Come to think of it, the total land mass of ten states in the south (Lagos, Anambra, Imo, Ebonyi, Abia, Ekiti, Akwa Ibom, Enugu, Osun and Bayelsa) is far less than that of Niger State which alone sits on a land mass of 76,363 square kilometers. So, the question then arises as to why anybody would suggest using officialdom to acquire lands from unwilling states for ‘Ruga Settlements’. There is sambisa forest where such settlement policy will enjoy a field day.

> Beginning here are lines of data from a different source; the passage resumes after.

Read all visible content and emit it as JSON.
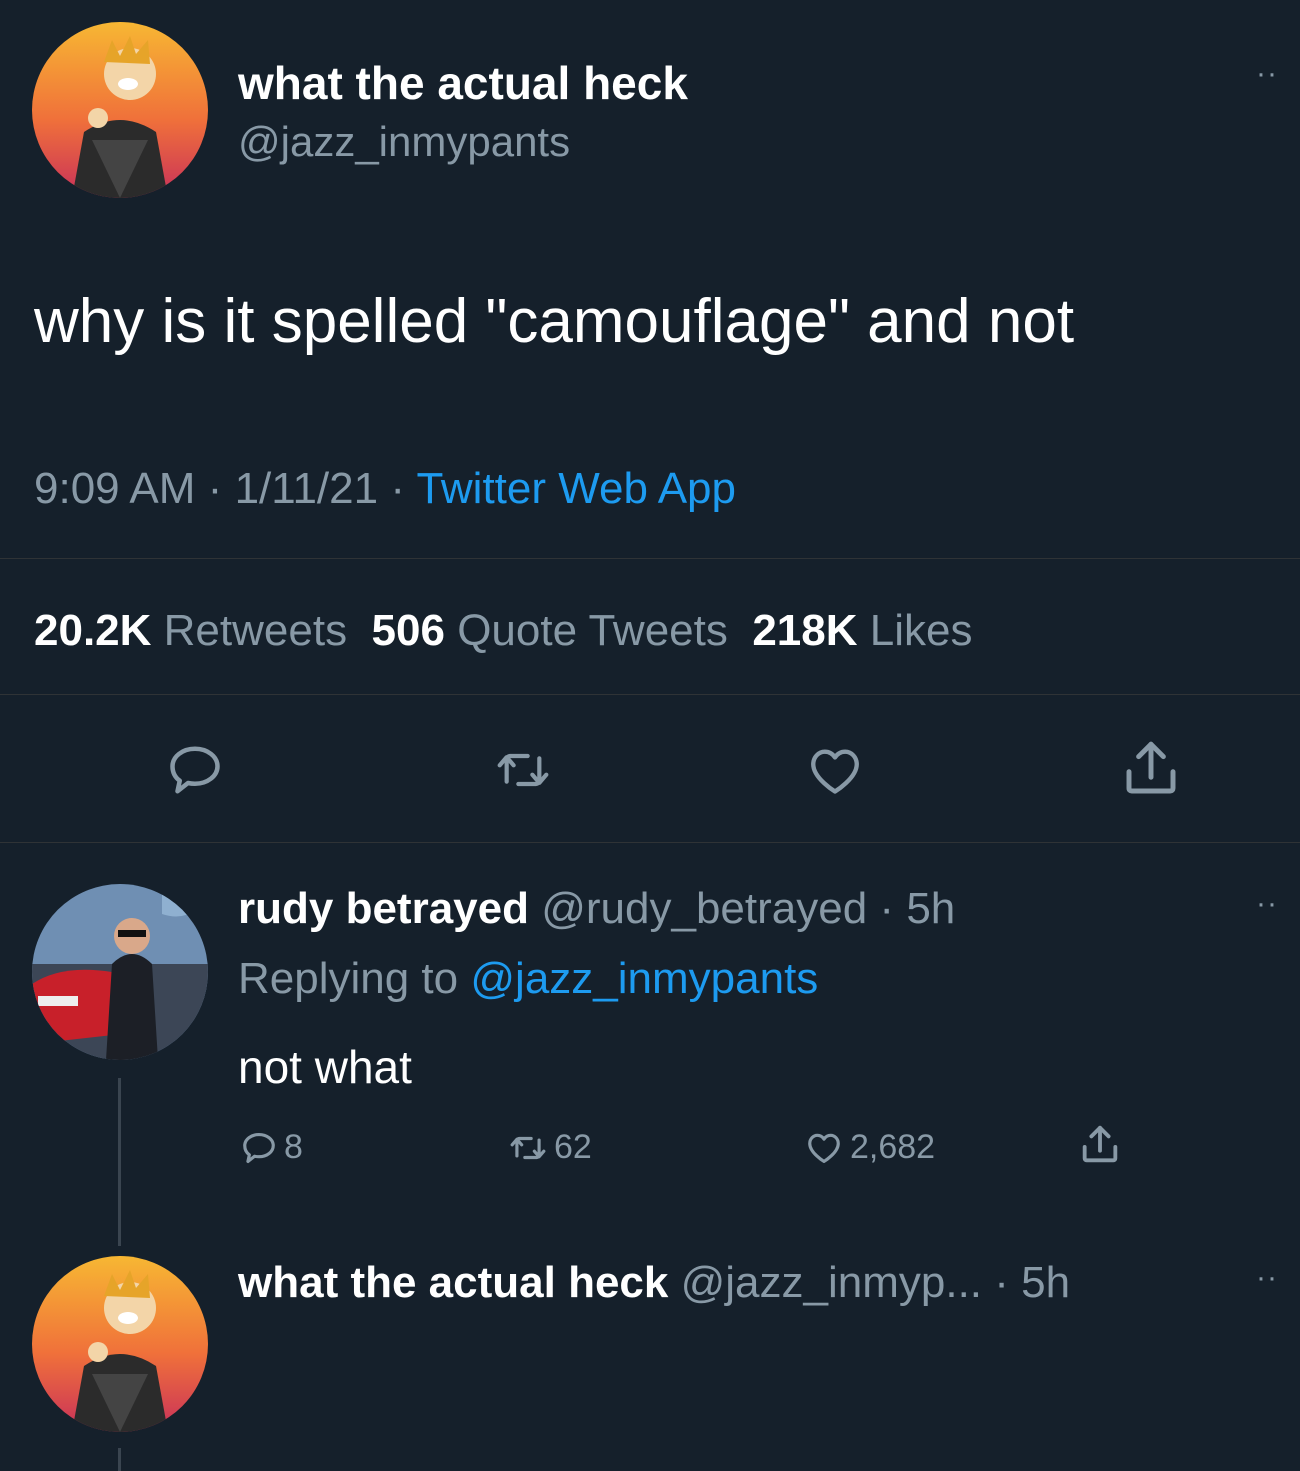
{
  "main_tweet": {
    "display_name": "what the actual heck",
    "handle": "@jazz_inmypants",
    "more": "··",
    "text": "why is it spelled \"camouflage\" and not",
    "time": "9:09 AM",
    "sep1": "·",
    "date": "1/11/21",
    "sep2": "·",
    "source": "Twitter Web App",
    "stats": {
      "retweets_count": "20.2K",
      "retweets_label": "Retweets",
      "quotes_count": "506",
      "quotes_label": "Quote Tweets",
      "likes_count": "218K",
      "likes_label": "Likes"
    }
  },
  "reply": {
    "display_name": "rudy betrayed",
    "handle": "@rudy_betrayed",
    "sep": "·",
    "time": "5h",
    "more": "··",
    "replying_prefix": "Replying to",
    "replying_handle": "@jazz_inmypants",
    "text": "not what",
    "reply_count": "8",
    "retweet_count": "62",
    "like_count": "2,682"
  },
  "next_tweet": {
    "display_name": "what the actual heck",
    "handle": "@jazz_inmyp...",
    "sep": "·",
    "time": "5h",
    "more": "··"
  },
  "icons": {
    "reply": "reply-icon",
    "retweet": "retweet-icon",
    "like": "heart-icon",
    "share": "share-icon"
  },
  "colors": {
    "background": "#15202b",
    "link": "#1d9bf0",
    "muted": "#8899a6"
  }
}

A study conducted by two professors at the University of Oxford on the causes of wars that occurred between 1816 and the early 21st century revealed that majority of them were principally about land. According to John Bruce and Karol Boudreaux, in their contribution for the United States Agency for International Development (USAID), land “is the object of competition in a number of potentially overlapping ways: as an economic asset, as a connection with identity and social legitimacy, and as political territory.” Across Nigeria today, there is hardly any section where there are no intermittent skirmishes and killings over land. That is why the idea of ‘Ruga Settlements’ with official imprimatur is a tricky issue.
In Buhari’s three previous bids for presidency until he finally won in 2015, the main grouse that most people, especially in the southern part of the country, held against Buhari was that he would not be fair in managing Nigerian diversity. After four years in office, the nation is now so divided along ethno-religious lines and that has made it difficult to build consensus around important things so-to-say that matter for our socio-economic progress. President Buhari must accept responsibility for that state of affairs, even when there may be other forces at play.
While we must address the problems associated with animal husbandry, nomadism, ecology and social integration in our country, the authorities must also understand that implementing a ‘Ruga Settlements’ scheme under an atmosphere of ethno-religious suspicion is a recipe for disaster. In this perilous circumstance, President Buhari’s clear and urgent leadership challenge is to rise to a higher statesmanship by acting above kinship and sect in the service of the nation.
Irrespective of what we do now, the problem will outlast anybody alive today. We can only start the process of finding a national solution acceptable to all stakeholders; and this we must do before this issue tears Nigeria apart. That is a collateral fact we must accept.